WHAT NEEDS TO BE DONE: Only the text of the entries below should be returned, exactly as given, without pictures.

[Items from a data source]
Content starts

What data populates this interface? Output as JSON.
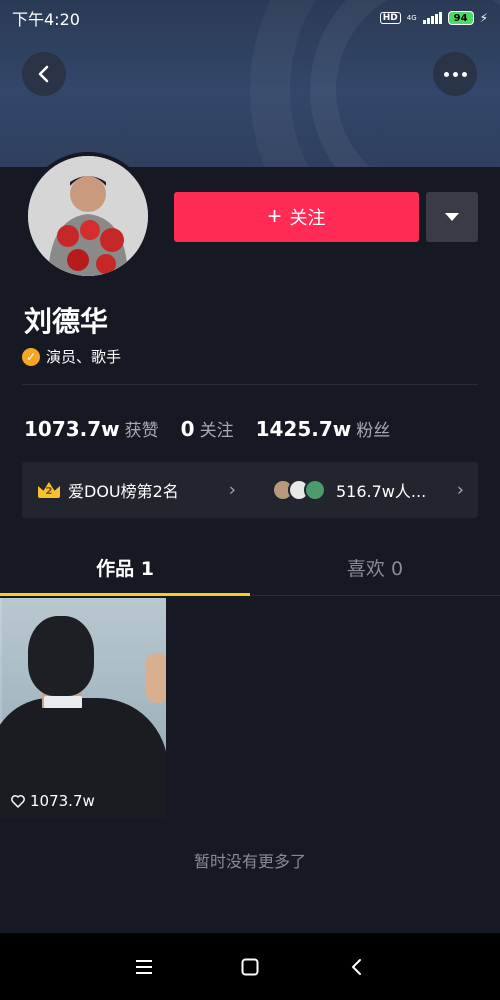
{
  "status_bar": {
    "time": "下午4:20",
    "hd": "HD",
    "network": "4G",
    "battery": "94"
  },
  "profile": {
    "name": "刘德华",
    "verified_text": "演员、歌手",
    "follow_label": "关注",
    "stats": [
      {
        "value": "1073.7w",
        "label": "获赞"
      },
      {
        "value": "0",
        "label": "关注"
      },
      {
        "value": "1425.7w",
        "label": "粉丝"
      }
    ]
  },
  "rank_card": {
    "rank_badge": "2",
    "rank_text": "爱DOU榜第2名",
    "watchers_text": "516.7w人..."
  },
  "tabs": [
    {
      "label": "作品 1",
      "active": true
    },
    {
      "label": "喜欢 0",
      "active": false
    }
  ],
  "videos": [
    {
      "likes": "1073.7w"
    }
  ],
  "empty_text": "暂时没有更多了",
  "colors": {
    "background": "#161823",
    "follow_button": "#fe2c55",
    "tab_indicator": "#face15",
    "verify_badge": "#f5a623"
  },
  "icons": [
    "back-arrow-icon",
    "more-icon",
    "plus-icon",
    "dropdown-arrow-icon",
    "verified-icon",
    "crown-icon",
    "chevron-right-icon",
    "heart-icon",
    "menu-icon",
    "home-square-icon",
    "back-nav-icon"
  ]
}
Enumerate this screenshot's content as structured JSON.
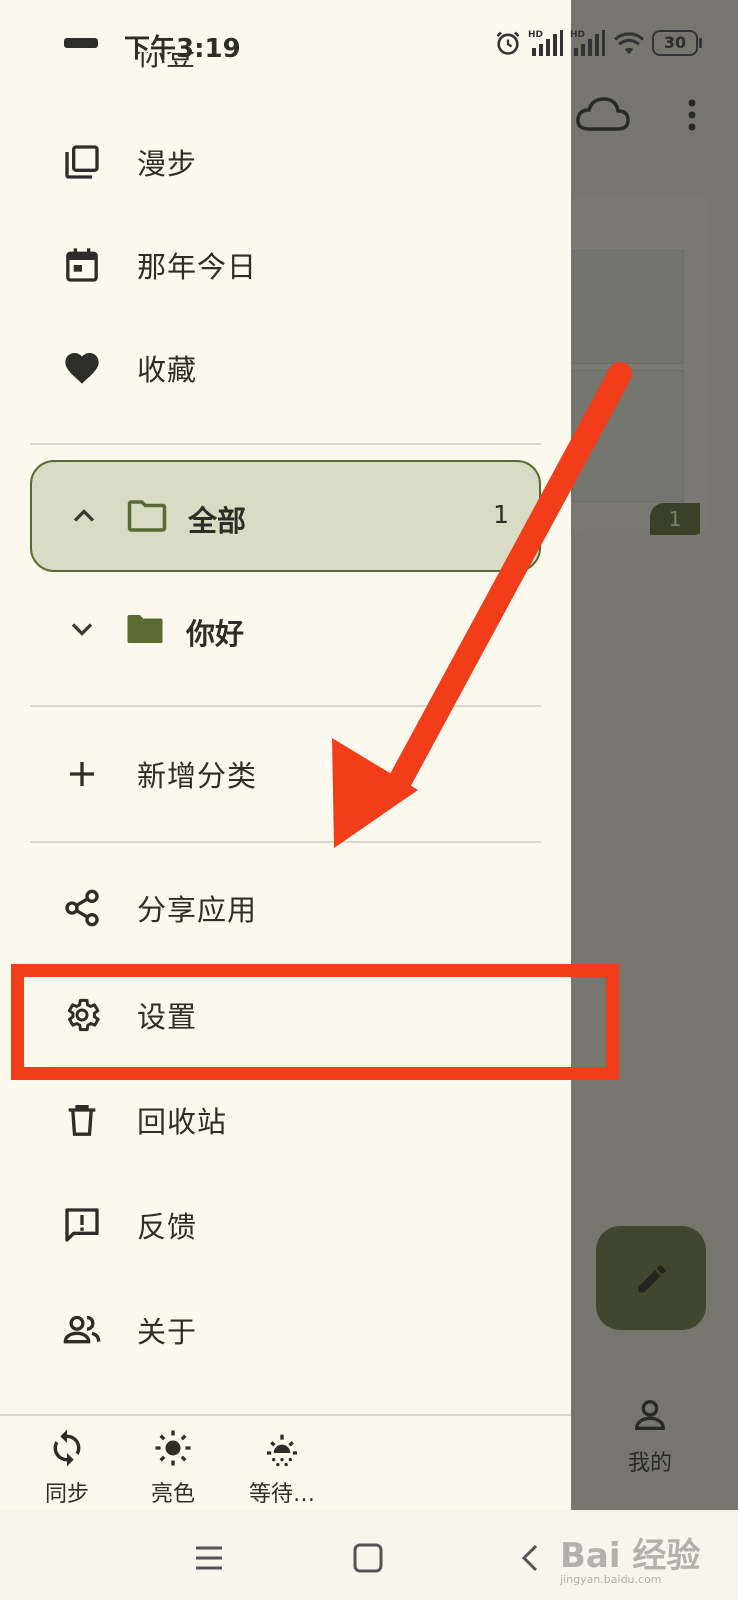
{
  "status_bar": {
    "time": "下午3:19",
    "battery": "30"
  },
  "drawer": {
    "partial_top_item": "你登",
    "items_top": [
      {
        "label": "漫步",
        "icon": "library-icon"
      },
      {
        "label": "那年今日",
        "icon": "calendar-icon"
      },
      {
        "label": "收藏",
        "icon": "heart-icon"
      }
    ],
    "folders": [
      {
        "label": "全部",
        "count": "1",
        "expanded": true,
        "selected": true
      },
      {
        "label": "你好",
        "count": "",
        "expanded": false,
        "selected": false
      }
    ],
    "add_category": "新增分类",
    "items_bottom": [
      {
        "label": "分享应用",
        "icon": "share-icon"
      },
      {
        "label": "设置",
        "icon": "gear-icon"
      },
      {
        "label": "回收站",
        "icon": "trash-icon"
      },
      {
        "label": "反馈",
        "icon": "feedback-icon"
      },
      {
        "label": "关于",
        "icon": "people-icon"
      }
    ],
    "toolbar": [
      {
        "label": "同步",
        "icon": "sync-icon"
      },
      {
        "label": "亮色",
        "icon": "sun-icon"
      },
      {
        "label": "等待…",
        "icon": "sunrise-icon"
      }
    ]
  },
  "background": {
    "note_count": "1",
    "mine_label": "我的"
  },
  "watermark": {
    "text": "Bai 经验",
    "sub": "jingyan.baidu.com"
  },
  "colors": {
    "accent": "#596b33",
    "annotation": "#f23d1a",
    "drawer_bg": "#fbf9ee"
  }
}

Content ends

SOLUTION TO THIS TASK:
What data populates this interface? Output as JSON.
{
  "status_bar": {
    "time": "下午4:20",
    "hd": "HD",
    "network": "4G",
    "battery": "94"
  },
  "profile": {
    "name": "刘德华",
    "verified_text": "演员、歌手",
    "follow_label": "关注",
    "stats": [
      {
        "value": "1073.7w",
        "label": "获赞"
      },
      {
        "value": "0",
        "label": "关注"
      },
      {
        "value": "1425.7w",
        "label": "粉丝"
      }
    ]
  },
  "rank_card": {
    "rank_badge": "2",
    "rank_text": "爱DOU榜第2名",
    "watchers_text": "516.7w人..."
  },
  "tabs": [
    {
      "label": "作品 1",
      "active": true
    },
    {
      "label": "喜欢 0",
      "active": false
    }
  ],
  "videos": [
    {
      "likes": "1073.7w"
    }
  ],
  "empty_text": "暂时没有更多了",
  "colors": {
    "background": "#161823",
    "follow_button": "#fe2c55",
    "tab_indicator": "#face15",
    "verify_badge": "#f5a623"
  },
  "icons": [
    "back-arrow-icon",
    "more-icon",
    "plus-icon",
    "dropdown-arrow-icon",
    "verified-icon",
    "crown-icon",
    "chevron-right-icon",
    "heart-icon",
    "menu-icon",
    "home-square-icon",
    "back-nav-icon"
  ]
}
Enumerate this screenshot's content as structured JSON.
{
  "status_bar": {
    "time": "下午3:19",
    "battery": "30"
  },
  "drawer": {
    "partial_top_item": "你登",
    "items_top": [
      {
        "label": "漫步",
        "icon": "library-icon"
      },
      {
        "label": "那年今日",
        "icon": "calendar-icon"
      },
      {
        "label": "收藏",
        "icon": "heart-icon"
      }
    ],
    "folders": [
      {
        "label": "全部",
        "count": "1",
        "expanded": true,
        "selected": true
      },
      {
        "label": "你好",
        "count": "",
        "expanded": false,
        "selected": false
      }
    ],
    "add_category": "新增分类",
    "items_bottom": [
      {
        "label": "分享应用",
        "icon": "share-icon"
      },
      {
        "label": "设置",
        "icon": "gear-icon"
      },
      {
        "label": "回收站",
        "icon": "trash-icon"
      },
      {
        "label": "反馈",
        "icon": "feedback-icon"
      },
      {
        "label": "关于",
        "icon": "people-icon"
      }
    ],
    "toolbar": [
      {
        "label": "同步",
        "icon": "sync-icon"
      },
      {
        "label": "亮色",
        "icon": "sun-icon"
      },
      {
        "label": "等待…",
        "icon": "sunrise-icon"
      }
    ]
  },
  "background": {
    "note_count": "1",
    "mine_label": "我的"
  },
  "watermark": {
    "text": "Bai 经验",
    "sub": "jingyan.baidu.com"
  },
  "colors": {
    "accent": "#596b33",
    "annotation": "#f23d1a",
    "drawer_bg": "#fbf9ee"
  }
}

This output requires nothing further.